Day Hiking Acadia National Park, Maine
Ages: All (depending on hike)
Acadia seems designed for hiking with kids: Numerous trails deliver constant views many of the best hikes are relatively short; and the steep, rocky terrain often requires exciting scrambling. The 1.3-mile hump up and back down The Beehive involves an exposed ascent of a cliff via ledges and iron rungs drilled into the rock. The easy, 1.6-mile walk to Great Head leads to the top of cliffs rising straight out of a pounding sea. The relatively flat and popular 3.6-mile Ocean Path follows the rocky shore from Sand Beach to Otter Point, passing by Thunder Hole, where waves crashing into a pocket in granite create an explosive popping noise, and over Otter Cliffs, the tallest sea cliffs on Mount Desert Island. The 4.2-mile loop over the rocky domes called North and South Bubble climbs just a few hundred feet to reach postcard-like views of Jordan Pond tucked between surrounding hills. Families gunning for a more serious challenge—and views stretching from Frenchman Bay to the hills and ponds of Acadia—can take a 13.5-mile, east-west traverse of the park’s six major peaks, linking trails (and crossing some roads) from the Bear Brook Trailhead on Champlain Mountain to the parking lot north of Upper Hadlock Pond on ME 198. Blackwoods Campground is across the street from the trailhead to Cadillac Mountain, the park’s highest, and has great access to carriage trails.
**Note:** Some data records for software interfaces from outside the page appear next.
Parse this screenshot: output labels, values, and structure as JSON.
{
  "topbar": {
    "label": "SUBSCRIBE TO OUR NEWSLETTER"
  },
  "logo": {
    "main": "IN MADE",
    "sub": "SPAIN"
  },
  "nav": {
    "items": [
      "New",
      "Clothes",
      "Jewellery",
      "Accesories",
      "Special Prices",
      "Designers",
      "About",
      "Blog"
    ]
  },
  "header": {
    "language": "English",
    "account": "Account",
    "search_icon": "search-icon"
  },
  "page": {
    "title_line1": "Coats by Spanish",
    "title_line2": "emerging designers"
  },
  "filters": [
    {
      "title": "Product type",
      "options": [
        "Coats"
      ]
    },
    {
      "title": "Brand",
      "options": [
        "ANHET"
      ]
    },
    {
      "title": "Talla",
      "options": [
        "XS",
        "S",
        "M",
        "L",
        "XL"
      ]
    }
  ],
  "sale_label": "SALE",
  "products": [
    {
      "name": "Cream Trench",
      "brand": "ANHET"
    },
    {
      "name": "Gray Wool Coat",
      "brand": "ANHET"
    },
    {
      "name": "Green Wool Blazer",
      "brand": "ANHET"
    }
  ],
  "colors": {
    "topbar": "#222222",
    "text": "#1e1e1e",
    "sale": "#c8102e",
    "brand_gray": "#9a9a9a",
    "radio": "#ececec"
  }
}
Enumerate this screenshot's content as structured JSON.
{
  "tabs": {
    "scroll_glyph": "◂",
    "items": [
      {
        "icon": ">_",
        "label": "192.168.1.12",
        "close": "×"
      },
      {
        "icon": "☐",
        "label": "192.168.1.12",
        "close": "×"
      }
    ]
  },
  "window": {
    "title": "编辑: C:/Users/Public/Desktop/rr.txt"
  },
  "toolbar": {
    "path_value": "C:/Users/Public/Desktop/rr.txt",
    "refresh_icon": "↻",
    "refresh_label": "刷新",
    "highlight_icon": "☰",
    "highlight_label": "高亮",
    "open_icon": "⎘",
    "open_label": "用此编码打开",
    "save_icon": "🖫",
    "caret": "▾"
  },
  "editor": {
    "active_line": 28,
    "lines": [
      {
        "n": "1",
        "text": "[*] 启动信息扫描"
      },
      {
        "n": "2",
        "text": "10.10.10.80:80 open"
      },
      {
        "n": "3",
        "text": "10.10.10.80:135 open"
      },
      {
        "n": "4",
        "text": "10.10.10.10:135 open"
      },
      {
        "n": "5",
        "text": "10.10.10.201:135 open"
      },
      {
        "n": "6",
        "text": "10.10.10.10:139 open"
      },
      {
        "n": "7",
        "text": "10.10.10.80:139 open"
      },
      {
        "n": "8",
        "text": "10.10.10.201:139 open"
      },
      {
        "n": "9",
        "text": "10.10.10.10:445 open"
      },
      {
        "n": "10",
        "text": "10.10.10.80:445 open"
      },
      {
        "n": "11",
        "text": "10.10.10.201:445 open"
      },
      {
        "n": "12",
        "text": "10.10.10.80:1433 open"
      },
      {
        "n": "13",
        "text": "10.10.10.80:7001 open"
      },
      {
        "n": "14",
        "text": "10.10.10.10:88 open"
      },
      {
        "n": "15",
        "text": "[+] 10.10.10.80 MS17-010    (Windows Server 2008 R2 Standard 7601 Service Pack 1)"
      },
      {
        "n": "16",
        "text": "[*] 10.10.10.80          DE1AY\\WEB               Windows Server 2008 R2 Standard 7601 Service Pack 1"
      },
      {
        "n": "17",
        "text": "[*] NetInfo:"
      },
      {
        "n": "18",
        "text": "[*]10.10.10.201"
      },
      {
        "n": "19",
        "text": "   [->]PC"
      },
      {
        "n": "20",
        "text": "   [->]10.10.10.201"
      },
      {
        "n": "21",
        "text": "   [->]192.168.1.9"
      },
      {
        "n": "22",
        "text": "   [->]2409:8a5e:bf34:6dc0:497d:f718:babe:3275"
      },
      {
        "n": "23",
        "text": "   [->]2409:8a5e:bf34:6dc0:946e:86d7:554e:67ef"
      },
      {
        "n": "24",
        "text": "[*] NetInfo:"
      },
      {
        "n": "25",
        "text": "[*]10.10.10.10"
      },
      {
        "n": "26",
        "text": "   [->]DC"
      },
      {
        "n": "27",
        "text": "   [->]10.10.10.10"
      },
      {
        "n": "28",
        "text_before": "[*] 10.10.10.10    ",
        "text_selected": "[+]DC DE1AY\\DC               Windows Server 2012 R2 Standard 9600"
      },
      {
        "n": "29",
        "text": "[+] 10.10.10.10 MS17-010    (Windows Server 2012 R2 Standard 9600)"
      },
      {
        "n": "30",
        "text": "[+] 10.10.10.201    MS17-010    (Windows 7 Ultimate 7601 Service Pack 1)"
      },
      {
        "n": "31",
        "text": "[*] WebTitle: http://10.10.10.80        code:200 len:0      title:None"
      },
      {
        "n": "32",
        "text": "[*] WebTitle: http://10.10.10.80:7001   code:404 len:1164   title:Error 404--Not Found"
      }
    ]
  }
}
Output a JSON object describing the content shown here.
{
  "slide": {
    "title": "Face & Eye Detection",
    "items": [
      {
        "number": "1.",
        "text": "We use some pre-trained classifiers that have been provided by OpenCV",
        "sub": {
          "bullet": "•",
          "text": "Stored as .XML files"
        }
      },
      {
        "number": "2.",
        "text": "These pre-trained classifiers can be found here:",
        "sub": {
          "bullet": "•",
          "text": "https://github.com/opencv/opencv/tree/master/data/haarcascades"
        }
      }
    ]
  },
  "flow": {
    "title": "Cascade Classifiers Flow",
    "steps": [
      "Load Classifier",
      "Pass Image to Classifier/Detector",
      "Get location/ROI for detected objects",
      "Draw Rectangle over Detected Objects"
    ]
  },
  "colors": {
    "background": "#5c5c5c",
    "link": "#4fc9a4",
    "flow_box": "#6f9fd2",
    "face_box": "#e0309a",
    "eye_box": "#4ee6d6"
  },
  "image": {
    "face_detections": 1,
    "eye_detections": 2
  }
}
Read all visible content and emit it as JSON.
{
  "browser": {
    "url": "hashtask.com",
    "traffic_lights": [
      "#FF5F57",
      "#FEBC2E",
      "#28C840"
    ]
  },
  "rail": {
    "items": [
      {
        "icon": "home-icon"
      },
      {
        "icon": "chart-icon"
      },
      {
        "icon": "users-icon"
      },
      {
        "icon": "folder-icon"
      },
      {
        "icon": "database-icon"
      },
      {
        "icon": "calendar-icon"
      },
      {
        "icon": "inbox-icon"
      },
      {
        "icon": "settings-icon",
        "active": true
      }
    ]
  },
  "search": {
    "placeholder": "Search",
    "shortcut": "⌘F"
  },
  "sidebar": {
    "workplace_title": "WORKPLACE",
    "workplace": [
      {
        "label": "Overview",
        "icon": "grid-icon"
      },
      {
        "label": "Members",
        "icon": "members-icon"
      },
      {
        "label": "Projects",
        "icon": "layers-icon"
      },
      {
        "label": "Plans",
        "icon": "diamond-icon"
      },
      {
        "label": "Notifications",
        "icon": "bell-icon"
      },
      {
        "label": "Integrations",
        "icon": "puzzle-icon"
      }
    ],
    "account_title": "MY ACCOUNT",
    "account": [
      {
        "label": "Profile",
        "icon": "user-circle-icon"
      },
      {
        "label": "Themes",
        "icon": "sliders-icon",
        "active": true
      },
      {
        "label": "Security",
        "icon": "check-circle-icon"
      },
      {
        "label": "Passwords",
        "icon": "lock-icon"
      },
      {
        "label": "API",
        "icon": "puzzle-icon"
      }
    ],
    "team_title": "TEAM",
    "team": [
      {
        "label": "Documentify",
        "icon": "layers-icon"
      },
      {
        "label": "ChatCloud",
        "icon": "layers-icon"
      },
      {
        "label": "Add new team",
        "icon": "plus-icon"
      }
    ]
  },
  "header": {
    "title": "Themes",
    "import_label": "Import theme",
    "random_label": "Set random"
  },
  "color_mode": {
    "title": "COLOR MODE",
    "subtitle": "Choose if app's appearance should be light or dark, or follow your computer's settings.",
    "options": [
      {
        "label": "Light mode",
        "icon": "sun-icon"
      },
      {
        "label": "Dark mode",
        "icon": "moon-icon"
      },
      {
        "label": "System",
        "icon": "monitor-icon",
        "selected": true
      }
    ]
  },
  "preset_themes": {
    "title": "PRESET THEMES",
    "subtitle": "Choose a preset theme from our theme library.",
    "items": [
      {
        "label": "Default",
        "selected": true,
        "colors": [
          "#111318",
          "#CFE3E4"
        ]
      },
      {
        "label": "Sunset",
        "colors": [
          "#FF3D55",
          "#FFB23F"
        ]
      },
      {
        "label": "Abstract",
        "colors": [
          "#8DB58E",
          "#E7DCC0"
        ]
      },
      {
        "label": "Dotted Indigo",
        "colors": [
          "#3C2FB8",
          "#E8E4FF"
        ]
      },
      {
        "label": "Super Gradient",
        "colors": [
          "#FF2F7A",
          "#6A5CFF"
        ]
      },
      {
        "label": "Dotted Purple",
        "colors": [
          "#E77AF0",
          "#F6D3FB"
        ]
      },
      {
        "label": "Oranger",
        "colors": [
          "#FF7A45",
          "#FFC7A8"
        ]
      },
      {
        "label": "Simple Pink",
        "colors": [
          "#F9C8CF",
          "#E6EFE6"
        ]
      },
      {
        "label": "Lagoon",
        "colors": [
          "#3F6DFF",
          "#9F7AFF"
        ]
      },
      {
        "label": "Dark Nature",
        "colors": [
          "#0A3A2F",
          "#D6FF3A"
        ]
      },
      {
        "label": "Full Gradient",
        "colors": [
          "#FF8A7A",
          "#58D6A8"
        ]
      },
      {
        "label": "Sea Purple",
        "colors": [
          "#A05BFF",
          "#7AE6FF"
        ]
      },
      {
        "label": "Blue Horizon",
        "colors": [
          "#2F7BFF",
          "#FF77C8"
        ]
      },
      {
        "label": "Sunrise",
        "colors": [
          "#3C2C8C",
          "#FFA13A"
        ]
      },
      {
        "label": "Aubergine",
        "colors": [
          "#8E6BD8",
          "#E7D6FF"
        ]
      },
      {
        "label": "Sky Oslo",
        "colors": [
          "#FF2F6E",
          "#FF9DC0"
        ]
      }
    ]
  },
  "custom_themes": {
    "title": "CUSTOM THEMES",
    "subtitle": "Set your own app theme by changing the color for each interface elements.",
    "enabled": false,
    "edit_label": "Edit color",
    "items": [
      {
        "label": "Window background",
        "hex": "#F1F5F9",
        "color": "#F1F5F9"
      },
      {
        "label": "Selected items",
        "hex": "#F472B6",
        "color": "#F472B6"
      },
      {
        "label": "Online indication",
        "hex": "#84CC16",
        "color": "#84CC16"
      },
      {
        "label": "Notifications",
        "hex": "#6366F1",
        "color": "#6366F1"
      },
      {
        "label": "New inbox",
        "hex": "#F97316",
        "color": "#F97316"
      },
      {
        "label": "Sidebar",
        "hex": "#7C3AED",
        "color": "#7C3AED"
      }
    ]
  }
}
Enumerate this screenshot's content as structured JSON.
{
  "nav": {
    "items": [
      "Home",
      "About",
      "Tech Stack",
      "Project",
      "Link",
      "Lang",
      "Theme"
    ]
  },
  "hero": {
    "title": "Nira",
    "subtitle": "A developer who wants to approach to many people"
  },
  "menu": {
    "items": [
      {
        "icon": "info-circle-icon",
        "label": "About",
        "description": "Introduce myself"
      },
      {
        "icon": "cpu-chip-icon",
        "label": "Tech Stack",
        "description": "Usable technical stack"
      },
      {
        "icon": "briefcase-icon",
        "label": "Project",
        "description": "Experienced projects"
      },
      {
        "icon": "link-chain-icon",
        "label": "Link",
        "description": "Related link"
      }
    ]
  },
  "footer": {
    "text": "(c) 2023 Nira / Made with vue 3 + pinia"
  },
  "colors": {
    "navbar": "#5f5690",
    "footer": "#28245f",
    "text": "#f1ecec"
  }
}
Plan your trip: http:///www.nps.gov/acad.
Exploring Ancient Ruins in Mesa Verde National Park, Colorado
Before having kids, I never visited Mesa Verde. The park, in the southwestern corner of Colorado, is known for its 600 cliff dwellings and 5,000 archeological sites dating back nearly 1,500 years—but long hiking trails or climbing routes were my focus back then. My wife and I finally went with our kids when our son was three and our daughter was one, and we were amazed by the 150-room Cliff Palace and other dwellings on this windswept mesa. Pitch your tent at Morefield Campground, four miles inside the park, and take the kids on the guided tours of Spruce Tree House (a half-mile) and Cliff Palace (a quarter-mile)—the latter featuring my son’s favorite moment: climbing a series of wooden ladders up a 100-foot cliff face.
Plan your trip: http://www.nps.gov/meve.